## About this exercise
Please find every line of the listing below where "Data가" occurs and copy it.

╭──

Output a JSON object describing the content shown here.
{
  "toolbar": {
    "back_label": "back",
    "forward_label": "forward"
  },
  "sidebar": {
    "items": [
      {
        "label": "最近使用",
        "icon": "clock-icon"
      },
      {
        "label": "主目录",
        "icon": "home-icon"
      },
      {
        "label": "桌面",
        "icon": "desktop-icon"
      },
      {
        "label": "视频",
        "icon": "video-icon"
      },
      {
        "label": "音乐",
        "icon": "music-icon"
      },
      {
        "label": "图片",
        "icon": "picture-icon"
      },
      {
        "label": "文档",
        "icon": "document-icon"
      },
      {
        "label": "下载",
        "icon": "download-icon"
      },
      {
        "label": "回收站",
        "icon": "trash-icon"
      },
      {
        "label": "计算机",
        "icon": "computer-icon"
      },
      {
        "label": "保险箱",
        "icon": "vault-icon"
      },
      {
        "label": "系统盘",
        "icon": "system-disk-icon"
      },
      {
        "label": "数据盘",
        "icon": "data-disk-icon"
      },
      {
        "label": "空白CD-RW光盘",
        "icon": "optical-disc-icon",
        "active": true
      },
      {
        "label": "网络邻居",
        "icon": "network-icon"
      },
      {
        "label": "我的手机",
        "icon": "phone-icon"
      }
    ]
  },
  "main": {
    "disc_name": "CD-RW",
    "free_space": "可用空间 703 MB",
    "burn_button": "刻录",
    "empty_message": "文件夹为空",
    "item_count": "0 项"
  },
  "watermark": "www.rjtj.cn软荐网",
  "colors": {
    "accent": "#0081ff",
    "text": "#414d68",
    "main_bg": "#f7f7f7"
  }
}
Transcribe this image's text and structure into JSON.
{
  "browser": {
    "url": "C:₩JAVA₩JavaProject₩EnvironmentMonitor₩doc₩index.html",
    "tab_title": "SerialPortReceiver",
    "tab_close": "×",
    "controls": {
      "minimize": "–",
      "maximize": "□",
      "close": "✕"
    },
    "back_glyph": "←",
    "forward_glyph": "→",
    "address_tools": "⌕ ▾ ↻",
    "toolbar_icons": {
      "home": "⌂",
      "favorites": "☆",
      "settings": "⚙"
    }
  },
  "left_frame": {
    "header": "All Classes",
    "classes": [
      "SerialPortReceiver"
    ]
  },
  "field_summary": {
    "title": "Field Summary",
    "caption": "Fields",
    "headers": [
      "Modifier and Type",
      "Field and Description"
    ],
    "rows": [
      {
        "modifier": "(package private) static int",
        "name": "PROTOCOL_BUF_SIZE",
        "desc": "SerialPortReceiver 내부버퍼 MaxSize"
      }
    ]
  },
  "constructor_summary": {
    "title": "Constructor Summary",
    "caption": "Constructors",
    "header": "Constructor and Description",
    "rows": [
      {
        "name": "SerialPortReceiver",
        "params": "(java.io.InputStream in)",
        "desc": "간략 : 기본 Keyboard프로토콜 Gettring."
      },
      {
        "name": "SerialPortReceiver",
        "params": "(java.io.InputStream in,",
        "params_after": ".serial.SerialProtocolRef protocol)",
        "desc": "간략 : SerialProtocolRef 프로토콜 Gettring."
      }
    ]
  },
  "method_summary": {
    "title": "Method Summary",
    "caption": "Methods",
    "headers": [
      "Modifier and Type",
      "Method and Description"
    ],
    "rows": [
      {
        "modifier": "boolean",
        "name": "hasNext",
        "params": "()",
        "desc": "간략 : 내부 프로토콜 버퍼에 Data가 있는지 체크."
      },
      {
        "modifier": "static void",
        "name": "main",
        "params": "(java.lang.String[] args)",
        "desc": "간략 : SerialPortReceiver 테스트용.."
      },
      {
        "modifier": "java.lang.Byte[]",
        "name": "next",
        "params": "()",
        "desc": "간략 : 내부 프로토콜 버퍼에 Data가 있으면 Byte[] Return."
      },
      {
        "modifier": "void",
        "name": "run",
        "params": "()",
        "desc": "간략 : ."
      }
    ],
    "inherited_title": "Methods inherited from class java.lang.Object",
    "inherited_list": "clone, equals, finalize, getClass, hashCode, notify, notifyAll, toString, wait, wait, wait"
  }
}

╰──

## Solution to the exercise
        "desc": "간략 : 내부 프로토콜 버퍼에 Data가 있는지 체크."
        "desc": "간략 : 내부 프로토콜 버퍼에 Data가 있으면 Byte[] Return."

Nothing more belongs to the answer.